Drug-resistant bacteria and fungi are evolving at a rapid pace. Within three decades, these “superbugs,” could kill up to 10 million people each year. Working to Fight AMR seeks to combat this public health crisis by stimulating the production of new antimicrobial medicines. Scientists have developed only one truly novel antibiotic since 1984, and just 1% of medicines in development globally address bacterial infections.
Without effective antibiotics, infections like UTIs will become very difficult to treat, and surgeries and cancer treatment will become even riskier. We have time to change this bleak future; we have time to turn American innovation into life-saving cures; you have time to send a message to Washington today.
The economics of this issue are upside down, but there are smart policies in Congress that could catalyze the creation of new antimicrobials.
We need your help.
Action in Congress could accelerate the creation of new antimicrobials. To ensure that Washington, D.C. understands the urgency of this crisis, lawmakers need to hear from you. Use this form to easily send a video or message to your elected representatives and tell them to help stop the spread of superbugs by passing impactful legislation that encourages private sector investment, starting with the DISARM Act.
Without effective antimicrobials, we will return to the medical dark ages.
Many companies have stopped investing in antibiotic research.
Diseases know no borders, and we are currently unable to stop the invasion of harmful bacteria.
ALEXANDER FLEMING LAUNCHED the antibiotic era in 1928 with the discovery that the blue-green mold Penicillium notatum had contaminated culture dishes in…Read More
As the world grapples with COVID-19, another pandemic has gone mostly unnoticed. Each year, 700,000 people — including as many…Read More
The fight against the invisible killer, COVID-19, is far from finished. As cases spike in states that reopened too quickly,…Read More
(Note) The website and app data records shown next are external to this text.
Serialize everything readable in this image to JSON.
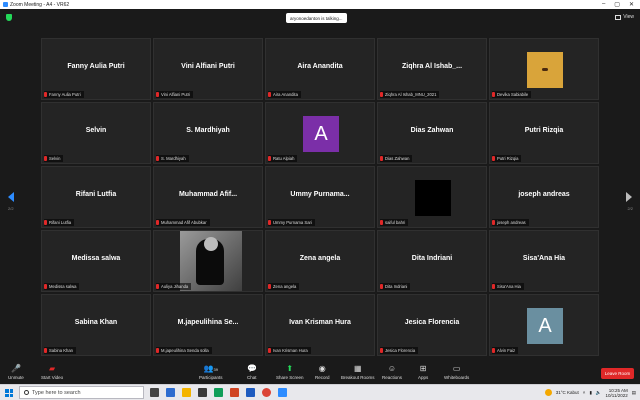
{
  "window": {
    "title": "Zoom Meeting - A4 - VR62"
  },
  "meeting": {
    "talking": "aryonoedanton is talking...",
    "view_label": "View"
  },
  "gallery": {
    "page_left": "2/2",
    "page_right": "2/2",
    "tiles": [
      {
        "name": "Fanny Aulia Putri",
        "label": "Fanny Aulia Putri"
      },
      {
        "name": "Vini Alfiani Putri",
        "label": "Vini Alfiani Putri"
      },
      {
        "name": "Aira Anandita",
        "label": "Aira Anandita"
      },
      {
        "name": "Ziqhra  Al Ishab_...",
        "label": "Ziqhra Al Ishab_MNU_2021"
      },
      {
        "name": "",
        "label": "Devika Sabiabile",
        "avatar_color": "#d9a43a"
      },
      {
        "name": "Selvin",
        "label": "Selvin"
      },
      {
        "name": "S. Mardhiyah",
        "label": "S. Mardhiyah"
      },
      {
        "name": "",
        "label": "Ratu Alpiah",
        "avatar_letter": "A",
        "avatar_color": "#7b2fa8"
      },
      {
        "name": "Dias Zahwan",
        "label": "Dias Zahwan"
      },
      {
        "name": "Putri Rizqia",
        "label": "Putri Rizqia"
      },
      {
        "name": "Rifani Lutfia",
        "label": "Rifani Lutfia"
      },
      {
        "name": "Muhammad  Afif...",
        "label": "Muhammad Afif Abubkar"
      },
      {
        "name": "Ummy  Purnama...",
        "label": "Ummy Purnama Sari"
      },
      {
        "name": "",
        "label": "saiful bahri",
        "avatar_color": "#000000"
      },
      {
        "name": "joseph andreas",
        "label": "joseph andreas"
      },
      {
        "name": "Medissa salwa",
        "label": "Medissa salwa"
      },
      {
        "name": "",
        "label": "Auliya Jihanda"
      },
      {
        "name": "Zena angela",
        "label": "Zena angela"
      },
      {
        "name": "Dita Indriani",
        "label": "Dita Indriani"
      },
      {
        "name": "Sisa'Ana Hia",
        "label": "Sisa'Ana Hia"
      },
      {
        "name": "Sabina Khan",
        "label": "Sabina Khan"
      },
      {
        "name": "M.japeulihina  Se...",
        "label": "M.japeulihina Senda solla"
      },
      {
        "name": "Ivan Krisman Hura",
        "label": "Ivan Krisman Hura"
      },
      {
        "name": "Jesica Florencia",
        "label": "Jesica Florencia"
      },
      {
        "name": "",
        "label": "Alvin Faiz",
        "avatar_letter": "A",
        "avatar_color": "#6a8fa0"
      }
    ]
  },
  "toolbar": {
    "unmute": "Unmute",
    "start_video": "Start Video",
    "participants": "Participants",
    "participants_count": "39",
    "chat": "Chat",
    "share_screen": "Share Screen",
    "record": "Record",
    "breakout": "Breakout Rooms",
    "reactions": "Reactions",
    "apps": "Apps",
    "whiteboards": "Whiteboards",
    "leave": "Leave Room"
  },
  "taskbar": {
    "search_placeholder": "Type here to search",
    "weather": "31°C  Kabut",
    "time": "10:25 AM",
    "date": "10/11/2022"
  }
}
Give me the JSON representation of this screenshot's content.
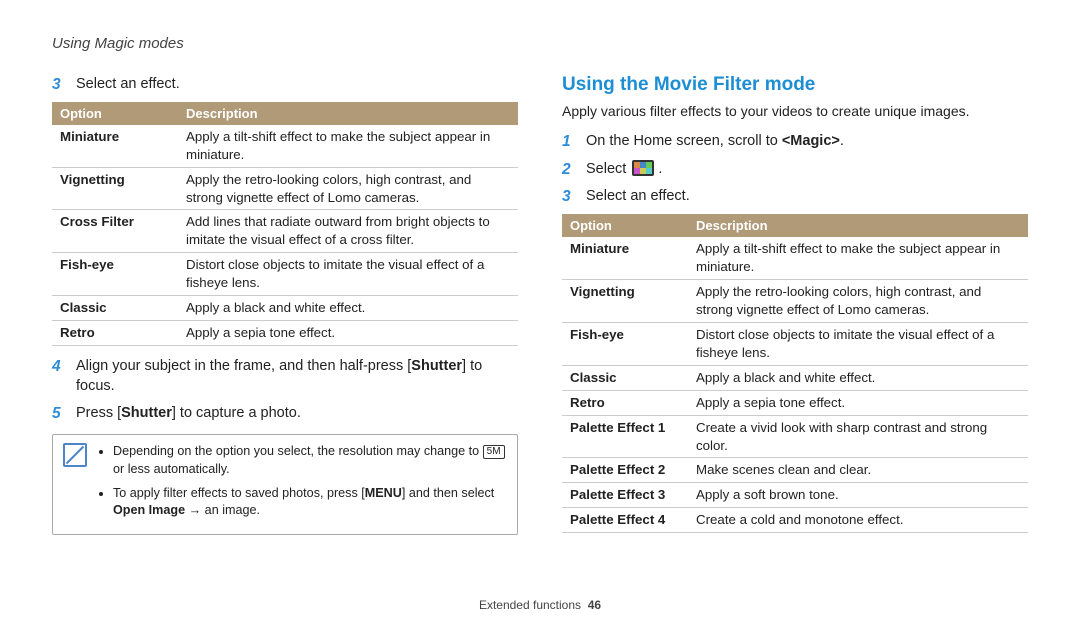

A group of large drug companies launched a $1 billion AMR Action Fund Thursday in collaboration with policymakers, philanthropists and development banks…Read More